**TASK BRIEF**
Give only the number of lines in these records that include "JSON".
=== DATASET RECORDS ===
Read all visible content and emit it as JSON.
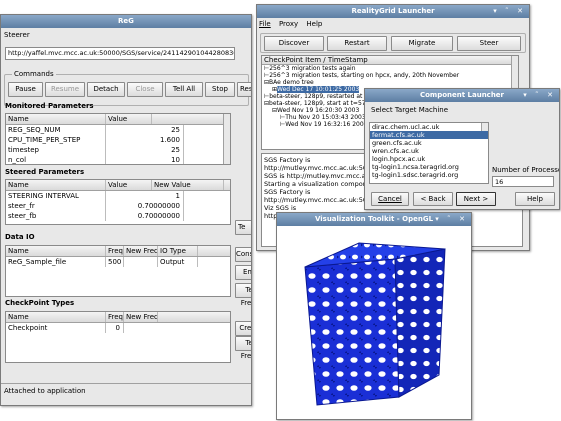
{
  "steerer": {
    "title": "ReG",
    "menu": "Steerer",
    "url": "http://yaffel.mvc.mcc.ac.uk:50000/SGS/service/24114290104428083682",
    "commands_label": "Commands",
    "buttons": {
      "pause": "Pause",
      "resume": "Resume",
      "detach": "Detach",
      "close": "Close",
      "tell_all": "Tell All",
      "stop": "Stop",
      "restart": "Resta"
    },
    "monitored": {
      "title": "Monitored Parameters",
      "columns": [
        "Name",
        "Value"
      ],
      "rows": [
        {
          "name": "REG_SEQ_NUM",
          "value": "25"
        },
        {
          "name": "CPU_TIME_PER_STEP",
          "value": "1.600"
        },
        {
          "name": "timestep",
          "value": "25"
        },
        {
          "name": "n_col",
          "value": "10"
        }
      ]
    },
    "steered": {
      "title": "Steered Parameters",
      "columns": [
        "Name",
        "Value",
        "New Value"
      ],
      "rows": [
        {
          "name": "STEERING INTERVAL",
          "value": "1"
        },
        {
          "name": "steer_fr",
          "value": "0.70000000"
        },
        {
          "name": "steer_fb",
          "value": "0.70000000"
        }
      ],
      "side_btn": "Te"
    },
    "dataio": {
      "title": "Data IO",
      "columns": [
        "Name",
        "Freq",
        "New Freq",
        "IO Type"
      ],
      "rows": [
        {
          "name": "ReG_Sample_file",
          "freq": "500",
          "io_type": "Output"
        }
      ],
      "buttons": {
        "consume": "Consume",
        "emit": "Emit",
        "tell_freqs": "Tell Freq's"
      }
    },
    "checkpoint": {
      "title": "CheckPoint Types",
      "columns": [
        "Name",
        "Freq",
        "New Freq"
      ],
      "rows": [
        {
          "name": "Checkpoint",
          "freq": "0"
        }
      ],
      "buttons": {
        "create": "Create",
        "tell_freqs": "Tell Freq's"
      }
    },
    "status": "Attached to application"
  },
  "launcher": {
    "title": "RealityGrid Launcher",
    "menu": [
      "File",
      "Proxy",
      "Help"
    ],
    "buttons": {
      "discover": "Discover",
      "restart": "Restart",
      "migrate": "Migrate",
      "steer": "Steer"
    },
    "tree_header": "CheckPoint Item / TimeStamp",
    "tree": [
      "256^3 migration tests again",
      "256^3 migration tests, starting on hpcx, andy, 20th November",
      "BAe demo tree",
      "Wed Dec 17 10:01:25 2003",
      "beta-steer, 128p9, restarted at 72",
      "beta-steer, 128p9, start at t=575(",
      "Wed Nov 19 16:20:30 2003",
      "Thu Nov 20 15:03:43 2003",
      "Wed Nov 19 16:32:16 2003"
    ],
    "log": [
      "SGS Factory is",
      "http://mutley.mvc.mcc.ac.uk:50000/",
      "SGS is http://mutley.mvc.mcc.ac.uk:",
      "Starting a visualization component",
      "SGS Factory is",
      "http://mutley.mvc.mcc.ac.uk:50000/",
      "Viz SGS is",
      "http"
    ]
  },
  "component": {
    "title": "Component Launcher",
    "prompt": "Select Target Machine",
    "machines": [
      "dirac.chem.ucl.ac.uk",
      "fermat.cfs.ac.uk",
      "green.cfs.ac.uk",
      "wren.cfs.ac.uk",
      "login.hpcx.ac.uk",
      "tg-login1.ncsa.teragrid.org",
      "tg-login1.sdsc.teragrid.org"
    ],
    "selected": "fermat.cfs.ac.uk",
    "procs_label": "Number of Processors",
    "procs_value": "16",
    "buttons": {
      "cancel": "Cancel",
      "back": "< Back",
      "next": "Next >",
      "help": "Help"
    }
  },
  "viz": {
    "title": "Visualization Toolkit - OpenGL"
  },
  "colors": {
    "title_bar": "#5d7ea3",
    "selection": "#3d6aa4",
    "render_bg": "#ffffff",
    "structure": "#1a2fd6"
  }
}
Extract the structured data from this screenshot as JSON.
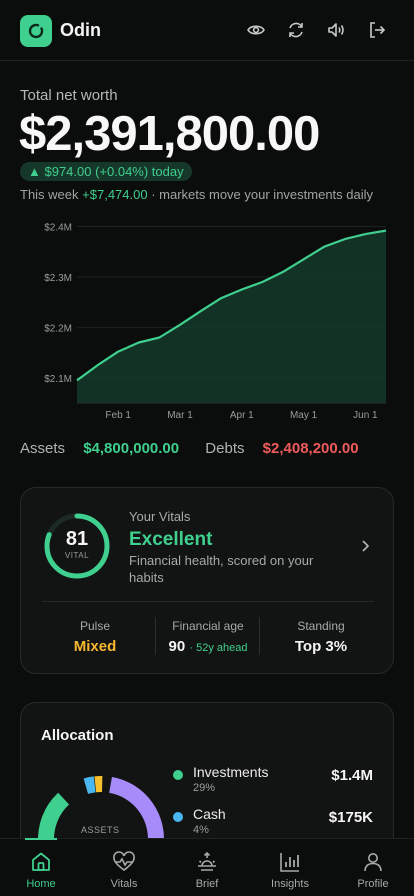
{
  "app": {
    "name": "Odin"
  },
  "header": {
    "icons": [
      "eye-icon",
      "refresh-icon",
      "speaker-icon",
      "logout-icon"
    ]
  },
  "net_worth": {
    "label": "Total net worth",
    "value": "$2,391,800.00",
    "today_change": "▲ $974.00 (+0.04%) today",
    "week_prefix": "This week",
    "week_change": "+$7,474.00",
    "week_suffix": "· markets move your investments daily"
  },
  "chart_data": {
    "type": "area",
    "x": [
      "Jan 15",
      "Jan 22",
      "Feb 1",
      "Feb 10",
      "Feb 20",
      "Mar 1",
      "Mar 10",
      "Mar 20",
      "Apr 1",
      "Apr 10",
      "Apr 20",
      "May 1",
      "May 10",
      "May 20",
      "Jun 1",
      "Jun 8"
    ],
    "values": [
      2.095,
      2.125,
      2.152,
      2.17,
      2.18,
      2.205,
      2.232,
      2.258,
      2.275,
      2.29,
      2.31,
      2.335,
      2.36,
      2.375,
      2.385,
      2.392
    ],
    "y_unit": "$M",
    "y_ticks": [
      "$2.4M",
      "$2.3M",
      "$2.2M",
      "$2.1M"
    ],
    "x_ticks": [
      "Feb 1",
      "Mar 1",
      "Apr 1",
      "May 1",
      "Jun 1"
    ],
    "ylim": [
      2.05,
      2.405
    ],
    "grid": true,
    "line_color": "#3fcf8e"
  },
  "summary": {
    "assets_label": "Assets",
    "assets_value": "$4,800,000.00",
    "debts_label": "Debts",
    "debts_value": "$2,408,200.00"
  },
  "vitals": {
    "score": "81",
    "score_fraction": 0.81,
    "score_label": "VITAL",
    "eyebrow": "Your Vitals",
    "status": "Excellent",
    "description": "Financial health, scored on your habits",
    "stats": [
      {
        "label": "Pulse",
        "value": "Mixed",
        "extra": ""
      },
      {
        "label": "Financial age",
        "value": "90",
        "extra": "· 52y ahead"
      },
      {
        "label": "Standing",
        "value": "Top 3%",
        "extra": ""
      }
    ]
  },
  "allocation": {
    "title": "Allocation",
    "center_label": "ASSETS",
    "items": [
      {
        "name": "Investments",
        "pct": "29%",
        "value": "$1.4M",
        "color": "#3fcf8e"
      },
      {
        "name": "Cash",
        "pct": "4%",
        "value": "$175K",
        "color": "#4ab8f0"
      }
    ]
  },
  "tabs": [
    {
      "label": "Home",
      "icon": "home-icon",
      "active": true
    },
    {
      "label": "Vitals",
      "icon": "heart-pulse-icon",
      "active": false
    },
    {
      "label": "Brief",
      "icon": "sunrise-icon",
      "active": false
    },
    {
      "label": "Insights",
      "icon": "bar-chart-icon",
      "active": false
    },
    {
      "label": "Profile",
      "icon": "user-icon",
      "active": false
    }
  ]
}
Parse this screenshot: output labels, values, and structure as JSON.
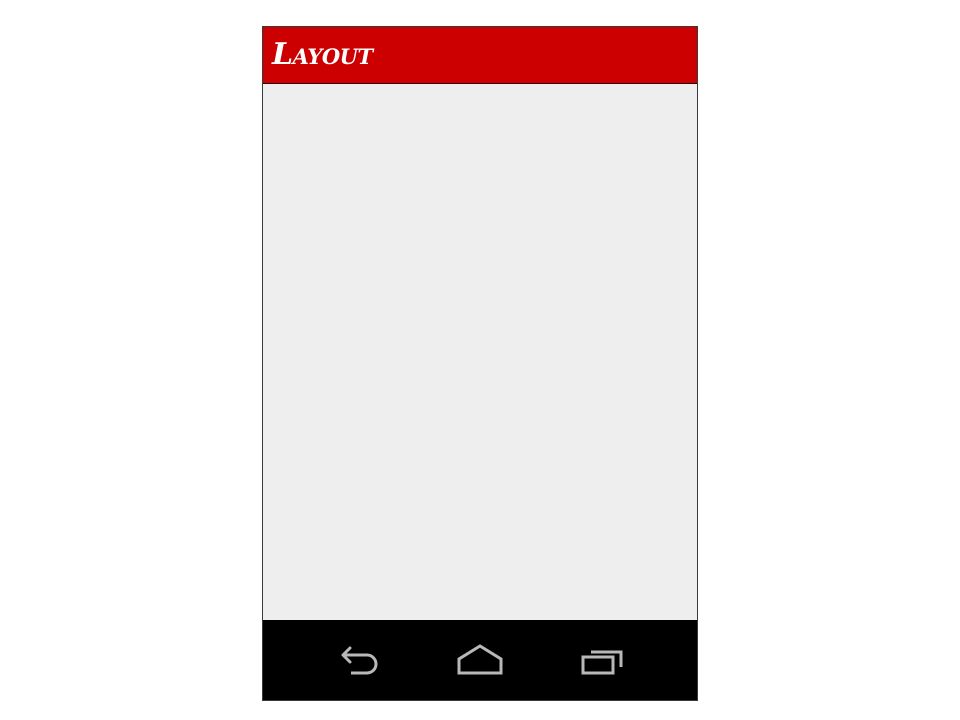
{
  "action_bar": {
    "title": "Layout",
    "color": "#cc0000"
  },
  "content": {
    "background": "#eeeeee"
  },
  "navigation_bar": {
    "background": "#000000",
    "buttons": [
      {
        "icon": "back-icon"
      },
      {
        "icon": "home-icon"
      },
      {
        "icon": "recent-apps-icon"
      }
    ]
  }
}
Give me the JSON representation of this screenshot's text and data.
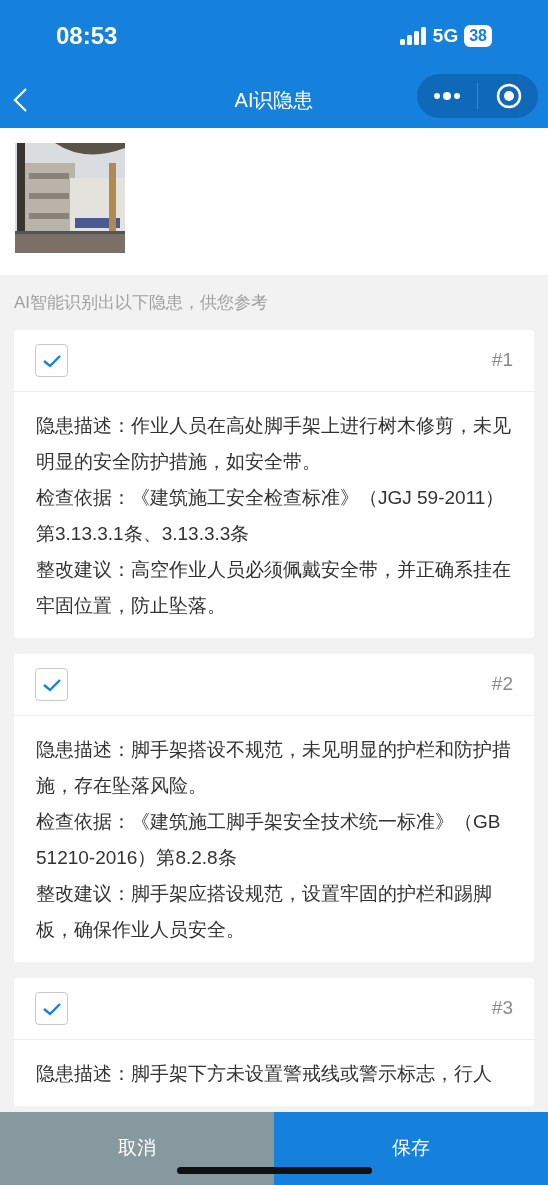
{
  "status_bar": {
    "time": "08:53",
    "network": "5G",
    "battery": "38"
  },
  "nav": {
    "title": "AI识隐患"
  },
  "hint": "AI智能识别出以下隐患，供您参考",
  "hazards": [
    {
      "number": "#1",
      "checked": true,
      "lines": [
        "隐患描述：作业人员在高处脚手架上进行树木修剪，未见明显的安全防护措施，如安全带。",
        "检查依据：《建筑施工安全检查标准》（JGJ 59-2011）第3.13.3.1条、3.13.3.3条",
        "整改建议：高空作业人员必须佩戴安全带，并正确系挂在牢固位置，防止坠落。"
      ]
    },
    {
      "number": "#2",
      "checked": true,
      "lines": [
        "隐患描述：脚手架搭设不规范，未见明显的护栏和防护措施，存在坠落风险。",
        "检查依据：《建筑施工脚手架安全技术统一标准》（GB 51210-2016）第8.2.8条",
        "整改建议：脚手架应搭设规范，设置牢固的护栏和踢脚板，确保作业人员安全。"
      ]
    },
    {
      "number": "#3",
      "checked": true,
      "lines": [
        "隐患描述：脚手架下方未设置警戒线或警示标志，行人"
      ]
    }
  ],
  "buttons": {
    "cancel": "取消",
    "save": "保存"
  }
}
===
**FINISHED EXERCISE**
4